Sep Kamvar is the LG Associate Professor of Media Arts and Sciences at MIT, and the Director of the Social Computing Group at the MIT Media Lab. His research focuses on social computing and information management.
Prior to MIT, Sep was the head of personalization at Google and a consulting professor of Computational and Mathematical Engineering at Stanford University. Prior to that, he was founder and CEO of Kaltix, a personalized search company that was acquired by Google in 2003.
Sep is the author of two books and over 40 technical publications and patents in the fields of search and social computing. He is on the technical advisory boards of several companies, including Clever Sense and Etsy. His artwork has been exhibited at the Museum of Modern Art in New York, the Victoria and Albert Musem in London, and the National Museum of Contemporary Art in Athens.
Sep received his Ph.D. in Scientific Computing and Computational Mathematics from Stanford University and his A.B. in Chemistry from Princeton University.

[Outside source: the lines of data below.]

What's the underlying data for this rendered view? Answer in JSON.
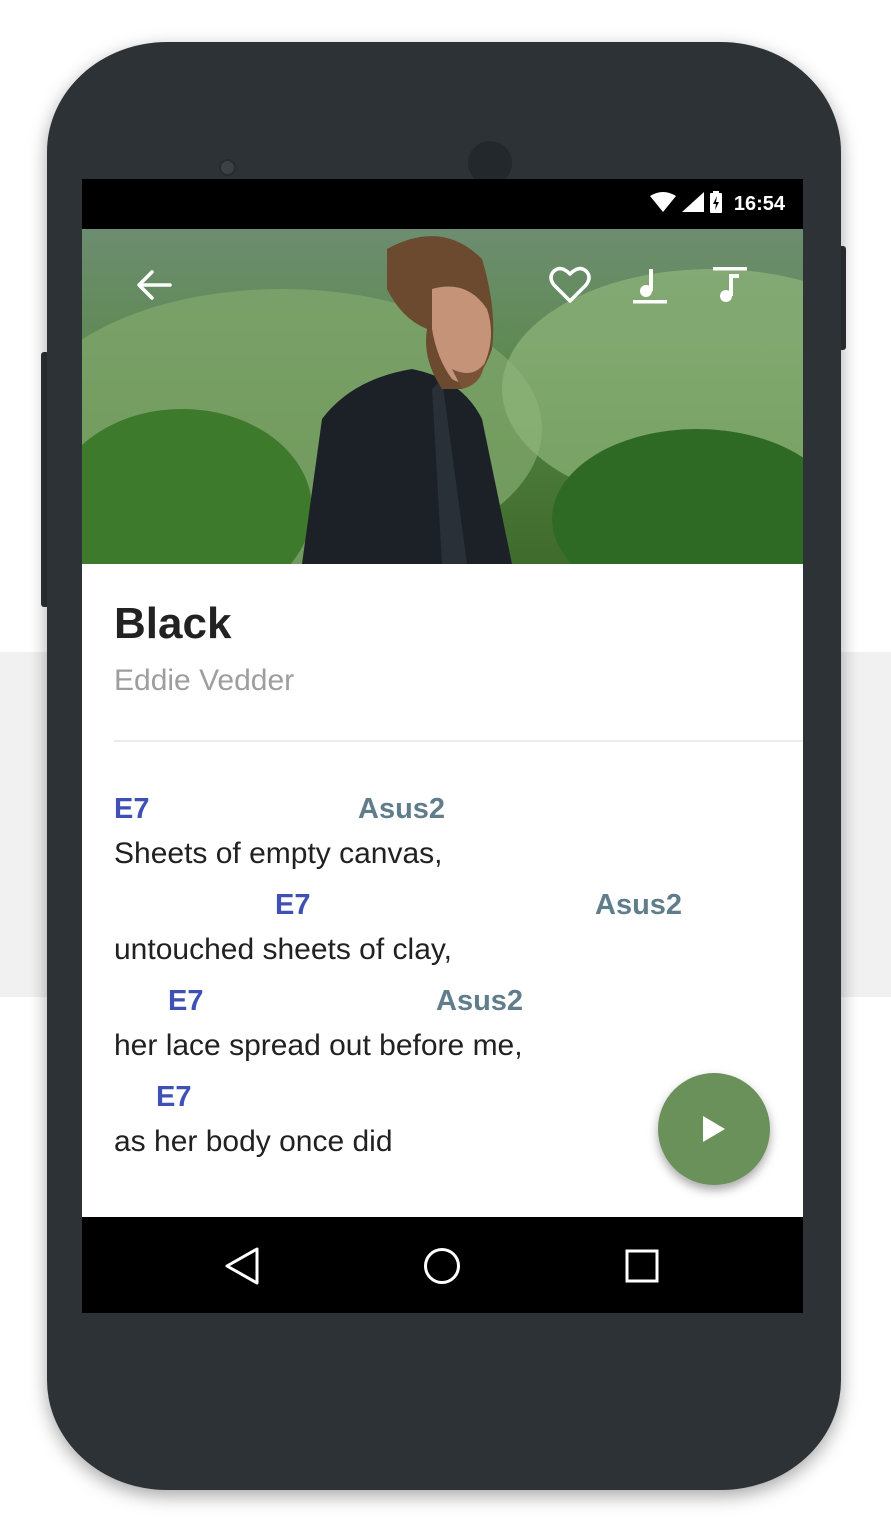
{
  "status_bar": {
    "time": "16:54",
    "icons": [
      "wifi-icon",
      "cell-signal-icon",
      "battery-icon"
    ]
  },
  "toolbar": {
    "icons": [
      "back-arrow-icon",
      "heart-icon",
      "music-note-icon",
      "note-list-icon"
    ]
  },
  "song": {
    "title": "Black",
    "artist": "Eddie Vedder"
  },
  "lyrics": [
    {
      "text": "Sheets of empty canvas,",
      "chords": [
        {
          "name": "E7"
        },
        {
          "name": "Asus2"
        }
      ]
    },
    {
      "text": "untouched sheets of clay,",
      "chords": [
        {
          "name": "E7"
        },
        {
          "name": "Asus2"
        }
      ]
    },
    {
      "text": "her lace spread out before me,",
      "chords": [
        {
          "name": "E7"
        },
        {
          "name": "Asus2"
        }
      ]
    },
    {
      "text": "as her body once did",
      "chords": [
        {
          "name": "E7"
        }
      ]
    }
  ],
  "fab": {
    "icon": "play-icon"
  },
  "nav_bar": {
    "icons": [
      "nav-back-icon",
      "nav-home-icon",
      "nav-recents-icon"
    ]
  },
  "colors": {
    "chord_primary": "#3f51b5",
    "chord_secondary": "#607d8b",
    "fab": "#6a9159",
    "phone_body": "#2c3236"
  }
}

Over the last several years, the web has changed dramatically, both in the amount of content available and the nature of such content. The web has become larger, more social, more real-time, and less document-centric. People, streams, and conversations are joining sites, pages, and hyperlinks as its basic building blocks.
This change in the qualitative nature of data on the web brings both the opportunity and necessity for new paradigms in information retrieval.
Historically, the field of information retrieval has been centrally concerned with queries and documents. I am interested in developing models for information retrieval that focus on the people behind the queries and documents. This involves research challenges in areas as diverse as numerical linear algebra to human-computer interaction. My work fits into four themes: Social Search, Social Data Mining, Personalized Search, and Peer-to-Peer Search.
More specifically, I am interested in developing search technologies where questions are answered by people rather than documents (social search), that extract and summarize information about people (social data mining), where the results are dependent not just on the query but also on the person issuing the query (personalized search), and where distributed algorithms are modeled on human social norms for reputation and sharing (peer-to-peer search).
The biggest advances in search occur when new data is matched by new technologies designed for that data (for example, with hyperlinks and PageRank). As the web becomes richer in social data and infrastructure, social information processing systems will be an increasingly important source of new knowledge. My focus is on developing the next generation of these systems.
Through the social web, ordinary people express themselves more publicly and permanently than ever before. The words and pictures that people leave on their blogs and social networks as they communicate their daily thoughts and emotions give the raw material to create mosaics of humanity, to explore aspects of human nature through the eyes of millions of everyday people.
In addition to a source for material, the web also offers an opportunity as an art medium. Historically, the early uses of any new media have been primarily utilitarian, and it is not until later that they have been adopted by the arts -- canvas was first used for sails and signs; photography, for portraiture. The history of the web has been as an information technology. As an art medium, the web is very exciting -- a work of art on the web can reach millions of people at the same time, has the ability to constantly change, and can interact with its audience in a more tangible way than other media, to the point of allowing its audience to contribute to the art piece itself.
These two opportunities, the web as an information source for humanity, and the web as an accessible, dynamic, and interactive medium, are the basis for my artwork.